Your task is to write out all of the records once more, exactly.

── Supplied data

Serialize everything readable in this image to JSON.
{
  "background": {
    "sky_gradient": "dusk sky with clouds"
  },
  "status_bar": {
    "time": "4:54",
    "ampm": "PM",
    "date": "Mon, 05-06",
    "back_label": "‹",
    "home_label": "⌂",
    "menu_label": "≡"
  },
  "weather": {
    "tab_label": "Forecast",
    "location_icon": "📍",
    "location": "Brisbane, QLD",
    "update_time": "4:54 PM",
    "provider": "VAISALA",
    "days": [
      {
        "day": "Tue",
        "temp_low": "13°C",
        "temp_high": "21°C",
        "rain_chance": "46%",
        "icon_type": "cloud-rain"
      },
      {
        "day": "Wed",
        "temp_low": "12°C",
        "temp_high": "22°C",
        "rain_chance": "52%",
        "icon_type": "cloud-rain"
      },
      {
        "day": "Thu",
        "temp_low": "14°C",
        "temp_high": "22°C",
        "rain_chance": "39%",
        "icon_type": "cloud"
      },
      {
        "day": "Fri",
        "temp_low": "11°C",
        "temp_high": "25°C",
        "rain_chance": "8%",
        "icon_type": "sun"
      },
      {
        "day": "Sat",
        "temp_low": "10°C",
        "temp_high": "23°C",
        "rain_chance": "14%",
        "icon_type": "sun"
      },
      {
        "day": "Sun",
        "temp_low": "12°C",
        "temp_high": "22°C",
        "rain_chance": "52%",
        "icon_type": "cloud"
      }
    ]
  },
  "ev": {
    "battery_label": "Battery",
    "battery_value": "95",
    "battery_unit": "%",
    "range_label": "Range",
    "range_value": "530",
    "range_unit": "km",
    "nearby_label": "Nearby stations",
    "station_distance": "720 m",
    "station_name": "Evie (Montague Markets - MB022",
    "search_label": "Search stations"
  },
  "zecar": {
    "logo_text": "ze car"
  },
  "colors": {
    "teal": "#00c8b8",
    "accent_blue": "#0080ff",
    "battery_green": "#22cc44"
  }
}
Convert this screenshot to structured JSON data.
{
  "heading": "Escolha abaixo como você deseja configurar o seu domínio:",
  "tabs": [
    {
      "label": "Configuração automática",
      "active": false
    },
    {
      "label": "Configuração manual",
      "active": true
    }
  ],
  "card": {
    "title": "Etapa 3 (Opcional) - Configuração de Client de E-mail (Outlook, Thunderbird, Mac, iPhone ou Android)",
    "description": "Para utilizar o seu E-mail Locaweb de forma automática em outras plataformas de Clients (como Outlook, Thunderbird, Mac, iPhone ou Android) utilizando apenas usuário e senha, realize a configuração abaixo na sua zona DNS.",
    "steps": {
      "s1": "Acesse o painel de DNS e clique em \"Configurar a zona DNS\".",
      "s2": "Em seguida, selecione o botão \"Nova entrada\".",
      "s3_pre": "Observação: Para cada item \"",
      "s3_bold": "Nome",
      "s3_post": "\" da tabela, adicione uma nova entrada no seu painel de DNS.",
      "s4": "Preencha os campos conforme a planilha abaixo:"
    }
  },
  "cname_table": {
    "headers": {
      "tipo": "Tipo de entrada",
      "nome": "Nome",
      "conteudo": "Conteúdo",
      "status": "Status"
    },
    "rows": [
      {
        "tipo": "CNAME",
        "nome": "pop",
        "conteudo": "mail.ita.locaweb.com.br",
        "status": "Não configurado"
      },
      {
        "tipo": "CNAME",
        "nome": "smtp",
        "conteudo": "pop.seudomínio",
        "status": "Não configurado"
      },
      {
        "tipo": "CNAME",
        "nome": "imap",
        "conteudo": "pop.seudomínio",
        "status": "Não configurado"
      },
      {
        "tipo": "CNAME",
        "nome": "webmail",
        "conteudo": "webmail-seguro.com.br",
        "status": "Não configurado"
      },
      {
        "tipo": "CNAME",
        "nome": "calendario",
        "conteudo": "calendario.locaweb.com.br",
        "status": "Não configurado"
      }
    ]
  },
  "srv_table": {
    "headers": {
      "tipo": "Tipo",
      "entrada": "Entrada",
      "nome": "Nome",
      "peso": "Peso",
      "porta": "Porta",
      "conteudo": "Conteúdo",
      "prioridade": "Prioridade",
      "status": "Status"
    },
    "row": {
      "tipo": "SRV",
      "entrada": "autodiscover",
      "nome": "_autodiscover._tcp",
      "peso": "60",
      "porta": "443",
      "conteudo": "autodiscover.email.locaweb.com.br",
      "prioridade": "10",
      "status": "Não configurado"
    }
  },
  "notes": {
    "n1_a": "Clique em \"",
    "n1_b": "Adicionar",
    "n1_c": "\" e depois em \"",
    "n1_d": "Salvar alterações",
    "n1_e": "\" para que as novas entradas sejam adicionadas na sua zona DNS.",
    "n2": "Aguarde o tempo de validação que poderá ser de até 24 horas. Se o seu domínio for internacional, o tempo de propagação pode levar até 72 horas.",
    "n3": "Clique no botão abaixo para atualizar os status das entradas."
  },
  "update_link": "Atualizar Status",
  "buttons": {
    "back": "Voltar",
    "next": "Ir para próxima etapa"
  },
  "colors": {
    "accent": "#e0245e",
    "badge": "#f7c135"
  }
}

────

- **Output for this task**
Serialize everything readable in this image to JSON.
{
  "background": {
    "sky_gradient": "dusk sky with clouds"
  },
  "status_bar": {
    "time": "4:54",
    "ampm": "PM",
    "date": "Mon, 05-06",
    "back_label": "‹",
    "home_label": "⌂",
    "menu_label": "≡"
  },
  "weather": {
    "tab_label": "Forecast",
    "location_icon": "📍",
    "location": "Brisbane, QLD",
    "update_time": "4:54 PM",
    "provider": "VAISALA",
    "days": [
      {
        "day": "Tue",
        "temp_low": "13°C",
        "temp_high": "21°C",
        "rain_chance": "46%",
        "icon_type": "cloud-rain"
      },
      {
        "day": "Wed",
        "temp_low": "12°C",
        "temp_high": "22°C",
        "rain_chance": "52%",
        "icon_type": "cloud-rain"
      },
      {
        "day": "Thu",
        "temp_low": "14°C",
        "temp_high": "22°C",
        "rain_chance": "39%",
        "icon_type": "cloud"
      },
      {
        "day": "Fri",
        "temp_low": "11°C",
        "temp_high": "25°C",
        "rain_chance": "8%",
        "icon_type": "sun"
      },
      {
        "day": "Sat",
        "temp_low": "10°C",
        "temp_high": "23°C",
        "rain_chance": "14%",
        "icon_type": "sun"
      },
      {
        "day": "Sun",
        "temp_low": "12°C",
        "temp_high": "22°C",
        "rain_chance": "52%",
        "icon_type": "cloud"
      }
    ]
  },
  "ev": {
    "battery_label": "Battery",
    "battery_value": "95",
    "battery_unit": "%",
    "range_label": "Range",
    "range_value": "530",
    "range_unit": "km",
    "nearby_label": "Nearby stations",
    "station_distance": "720 m",
    "station_name": "Evie (Montague Markets - MB022",
    "search_label": "Search stations"
  },
  "zecar": {
    "logo_text": "ze car"
  },
  "colors": {
    "teal": "#00c8b8",
    "accent_blue": "#0080ff",
    "battery_green": "#22cc44"
  }
}
Convert this screenshot to structured JSON data.
{
  "heading": "Escolha abaixo como você deseja configurar o seu domínio:",
  "tabs": [
    {
      "label": "Configuração automática",
      "active": false
    },
    {
      "label": "Configuração manual",
      "active": true
    }
  ],
  "card": {
    "title": "Etapa 3 (Opcional) - Configuração de Client de E-mail (Outlook, Thunderbird, Mac, iPhone ou Android)",
    "description": "Para utilizar o seu E-mail Locaweb de forma automática em outras plataformas de Clients (como Outlook, Thunderbird, Mac, iPhone ou Android) utilizando apenas usuário e senha, realize a configuração abaixo na sua zona DNS.",
    "steps": {
      "s1": "Acesse o painel de DNS e clique em \"Configurar a zona DNS\".",
      "s2": "Em seguida, selecione o botão \"Nova entrada\".",
      "s3_pre": "Observação: Para cada item \"",
      "s3_bold": "Nome",
      "s3_post": "\" da tabela, adicione uma nova entrada no seu painel de DNS.",
      "s4": "Preencha os campos conforme a planilha abaixo:"
    }
  },
  "cname_table": {
    "headers": {
      "tipo": "Tipo de entrada",
      "nome": "Nome",
      "conteudo": "Conteúdo",
      "status": "Status"
    },
    "rows": [
      {
        "tipo": "CNAME",
        "nome": "pop",
        "conteudo": "mail.ita.locaweb.com.br",
        "status": "Não configurado"
      },
      {
        "tipo": "CNAME",
        "nome": "smtp",
        "conteudo": "pop.seudomínio",
        "status": "Não configurado"
      },
      {
        "tipo": "CNAME",
        "nome": "imap",
        "conteudo": "pop.seudomínio",
        "status": "Não configurado"
      },
      {
        "tipo": "CNAME",
        "nome": "webmail",
        "conteudo": "webmail-seguro.com.br",
        "status": "Não configurado"
      },
      {
        "tipo": "CNAME",
        "nome": "calendario",
        "conteudo": "calendario.locaweb.com.br",
        "status": "Não configurado"
      }
    ]
  },
  "srv_table": {
    "headers": {
      "tipo": "Tipo",
      "entrada": "Entrada",
      "nome": "Nome",
      "peso": "Peso",
      "porta": "Porta",
      "conteudo": "Conteúdo",
      "prioridade": "Prioridade",
      "status": "Status"
    },
    "row": {
      "tipo": "SRV",
      "entrada": "autodiscover",
      "nome": "_autodiscover._tcp",
      "peso": "60",
      "porta": "443",
      "conteudo": "autodiscover.email.locaweb.com.br",
      "prioridade": "10",
      "status": "Não configurado"
    }
  },
  "notes": {
    "n1_a": "Clique em \"",
    "n1_b": "Adicionar",
    "n1_c": "\" e depois em \"",
    "n1_d": "Salvar alterações",
    "n1_e": "\" para que as novas entradas sejam adicionadas na sua zona DNS.",
    "n2": "Aguarde o tempo de validação que poderá ser de até 24 horas. Se o seu domínio for internacional, o tempo de propagação pode levar até 72 horas.",
    "n3": "Clique no botão abaixo para atualizar os status das entradas."
  },
  "update_link": "Atualizar Status",
  "buttons": {
    "back": "Voltar",
    "next": "Ir para próxima etapa"
  },
  "colors": {
    "accent": "#e0245e",
    "badge": "#f7c135"
  }
}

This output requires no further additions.